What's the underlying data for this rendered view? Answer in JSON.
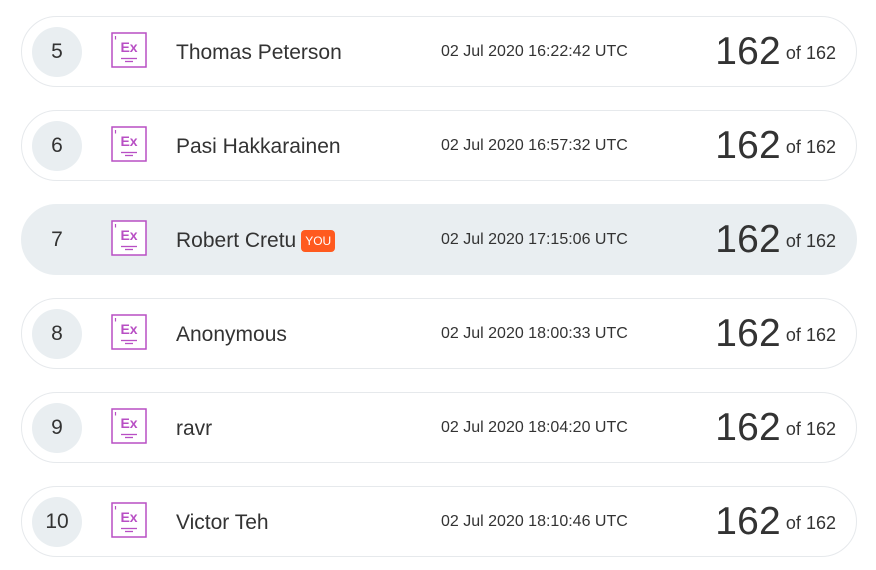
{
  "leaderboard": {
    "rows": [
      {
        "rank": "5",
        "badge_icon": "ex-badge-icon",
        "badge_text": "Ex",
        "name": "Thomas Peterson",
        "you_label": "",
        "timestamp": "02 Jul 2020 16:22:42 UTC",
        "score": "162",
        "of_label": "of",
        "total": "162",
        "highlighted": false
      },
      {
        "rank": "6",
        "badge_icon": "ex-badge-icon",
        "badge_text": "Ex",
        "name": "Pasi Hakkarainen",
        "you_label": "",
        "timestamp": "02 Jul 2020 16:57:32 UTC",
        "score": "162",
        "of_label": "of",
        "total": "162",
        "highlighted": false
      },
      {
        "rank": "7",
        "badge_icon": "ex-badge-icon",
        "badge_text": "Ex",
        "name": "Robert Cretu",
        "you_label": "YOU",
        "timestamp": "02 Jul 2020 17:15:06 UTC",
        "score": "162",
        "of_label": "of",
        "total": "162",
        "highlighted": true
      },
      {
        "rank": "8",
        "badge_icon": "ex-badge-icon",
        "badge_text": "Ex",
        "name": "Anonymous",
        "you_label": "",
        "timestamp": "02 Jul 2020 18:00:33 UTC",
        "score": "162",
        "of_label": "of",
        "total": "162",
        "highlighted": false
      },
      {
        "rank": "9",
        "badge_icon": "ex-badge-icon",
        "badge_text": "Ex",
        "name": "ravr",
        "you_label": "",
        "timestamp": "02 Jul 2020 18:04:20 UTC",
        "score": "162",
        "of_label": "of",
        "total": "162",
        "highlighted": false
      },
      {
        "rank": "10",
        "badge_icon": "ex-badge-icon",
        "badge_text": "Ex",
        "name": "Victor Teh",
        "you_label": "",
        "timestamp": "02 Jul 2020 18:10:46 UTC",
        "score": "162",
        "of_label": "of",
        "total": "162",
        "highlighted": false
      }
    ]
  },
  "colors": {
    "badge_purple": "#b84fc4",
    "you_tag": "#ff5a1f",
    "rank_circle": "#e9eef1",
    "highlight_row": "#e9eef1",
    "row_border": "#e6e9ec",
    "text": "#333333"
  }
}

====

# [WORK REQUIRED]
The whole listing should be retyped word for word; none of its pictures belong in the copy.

# [WRITTEN RESPONSE]
What's the underlying data for this rendered view? Answer in JSON.
{
  "leaderboard": {
    "rows": [
      {
        "rank": "5",
        "badge_icon": "ex-badge-icon",
        "badge_text": "Ex",
        "name": "Thomas Peterson",
        "you_label": "",
        "timestamp": "02 Jul 2020 16:22:42 UTC",
        "score": "162",
        "of_label": "of",
        "total": "162",
        "highlighted": false
      },
      {
        "rank": "6",
        "badge_icon": "ex-badge-icon",
        "badge_text": "Ex",
        "name": "Pasi Hakkarainen",
        "you_label": "",
        "timestamp": "02 Jul 2020 16:57:32 UTC",
        "score": "162",
        "of_label": "of",
        "total": "162",
        "highlighted": false
      },
      {
        "rank": "7",
        "badge_icon": "ex-badge-icon",
        "badge_text": "Ex",
        "name": "Robert Cretu",
        "you_label": "YOU",
        "timestamp": "02 Jul 2020 17:15:06 UTC",
        "score": "162",
        "of_label": "of",
        "total": "162",
        "highlighted": true
      },
      {
        "rank": "8",
        "badge_icon": "ex-badge-icon",
        "badge_text": "Ex",
        "name": "Anonymous",
        "you_label": "",
        "timestamp": "02 Jul 2020 18:00:33 UTC",
        "score": "162",
        "of_label": "of",
        "total": "162",
        "highlighted": false
      },
      {
        "rank": "9",
        "badge_icon": "ex-badge-icon",
        "badge_text": "Ex",
        "name": "ravr",
        "you_label": "",
        "timestamp": "02 Jul 2020 18:04:20 UTC",
        "score": "162",
        "of_label": "of",
        "total": "162",
        "highlighted": false
      },
      {
        "rank": "10",
        "badge_icon": "ex-badge-icon",
        "badge_text": "Ex",
        "name": "Victor Teh",
        "you_label": "",
        "timestamp": "02 Jul 2020 18:10:46 UTC",
        "score": "162",
        "of_label": "of",
        "total": "162",
        "highlighted": false
      }
    ]
  },
  "colors": {
    "badge_purple": "#b84fc4",
    "you_tag": "#ff5a1f",
    "rank_circle": "#e9eef1",
    "highlight_row": "#e9eef1",
    "row_border": "#e6e9ec",
    "text": "#333333"
  }
}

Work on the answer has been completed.